● Source records:
/---
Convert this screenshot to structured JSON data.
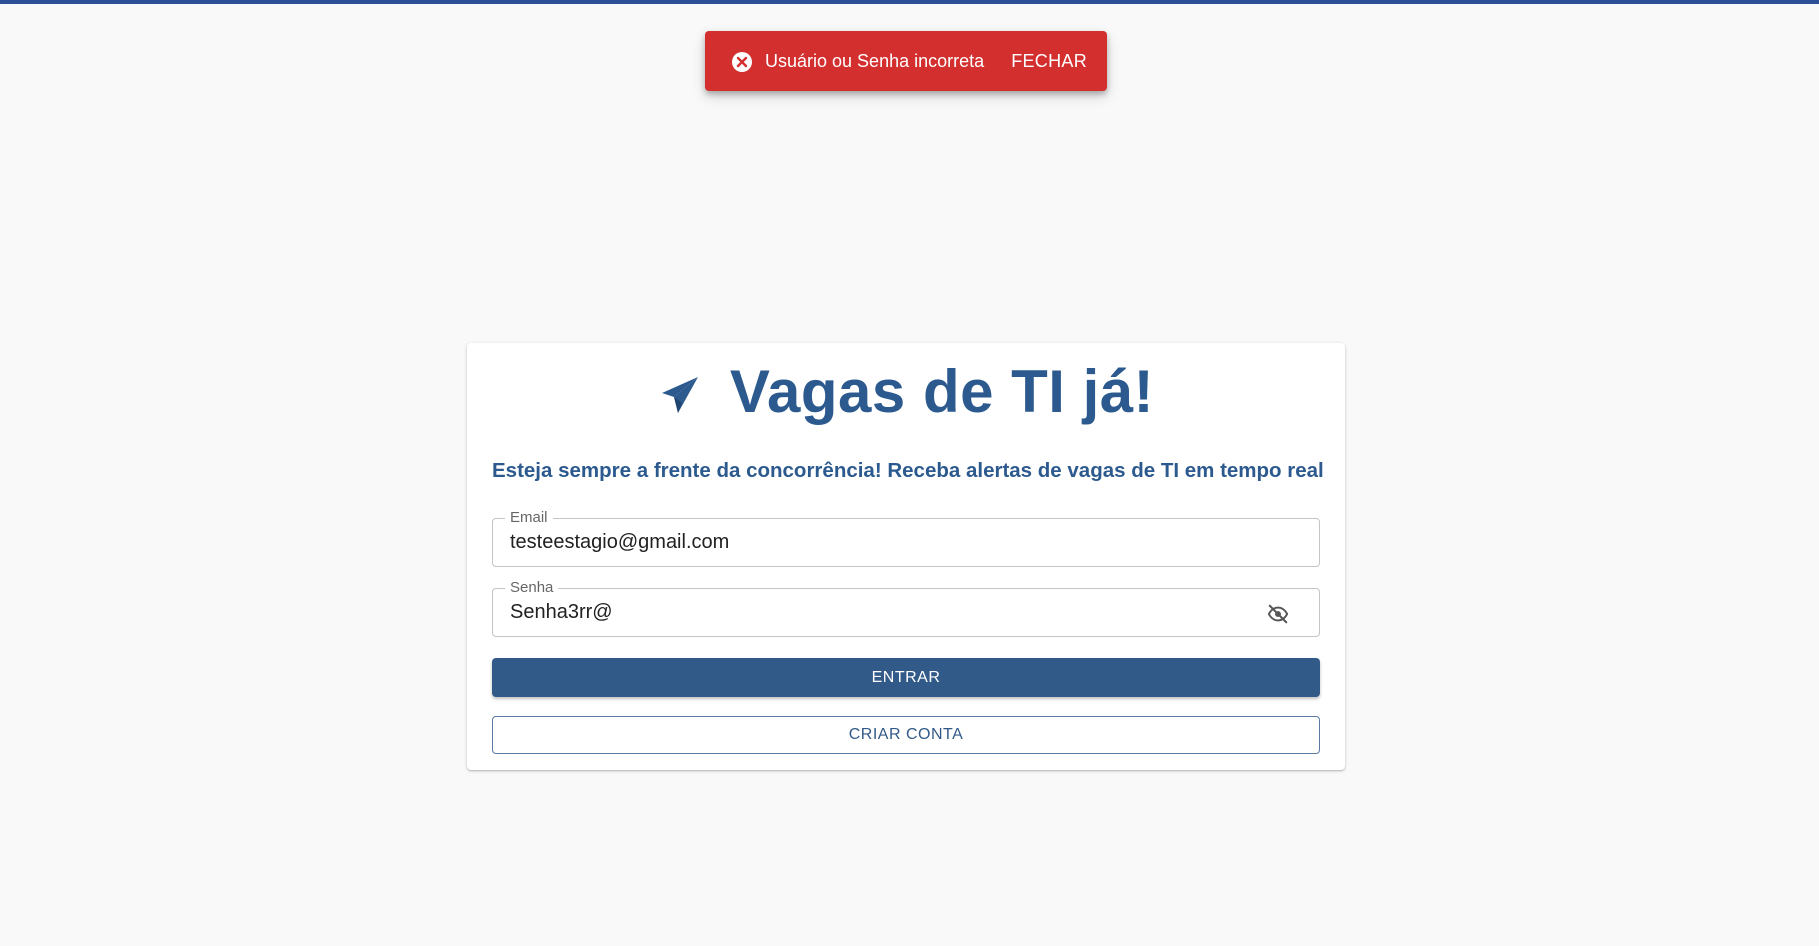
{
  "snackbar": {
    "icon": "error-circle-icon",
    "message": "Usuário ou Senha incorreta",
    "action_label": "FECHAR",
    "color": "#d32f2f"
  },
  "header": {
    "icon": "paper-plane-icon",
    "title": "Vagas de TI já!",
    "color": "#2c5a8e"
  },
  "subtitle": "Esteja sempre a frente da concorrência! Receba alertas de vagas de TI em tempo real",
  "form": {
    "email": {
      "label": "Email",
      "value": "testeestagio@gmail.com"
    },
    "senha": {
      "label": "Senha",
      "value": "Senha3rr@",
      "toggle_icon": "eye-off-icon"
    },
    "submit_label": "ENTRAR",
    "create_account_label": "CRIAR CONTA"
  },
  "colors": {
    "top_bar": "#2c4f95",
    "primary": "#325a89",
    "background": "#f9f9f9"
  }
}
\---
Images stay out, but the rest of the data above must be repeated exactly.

Convert this screenshot to structured JSON data.
{
  "snackbar": {
    "icon": "error-circle-icon",
    "message": "Usuário ou Senha incorreta",
    "action_label": "FECHAR",
    "color": "#d32f2f"
  },
  "header": {
    "icon": "paper-plane-icon",
    "title": "Vagas de TI já!",
    "color": "#2c5a8e"
  },
  "subtitle": "Esteja sempre a frente da concorrência! Receba alertas de vagas de TI em tempo real",
  "form": {
    "email": {
      "label": "Email",
      "value": "testeestagio@gmail.com"
    },
    "senha": {
      "label": "Senha",
      "value": "Senha3rr@",
      "toggle_icon": "eye-off-icon"
    },
    "submit_label": "ENTRAR",
    "create_account_label": "CRIAR CONTA"
  },
  "colors": {
    "top_bar": "#2c4f95",
    "primary": "#325a89",
    "background": "#f9f9f9"
  }
}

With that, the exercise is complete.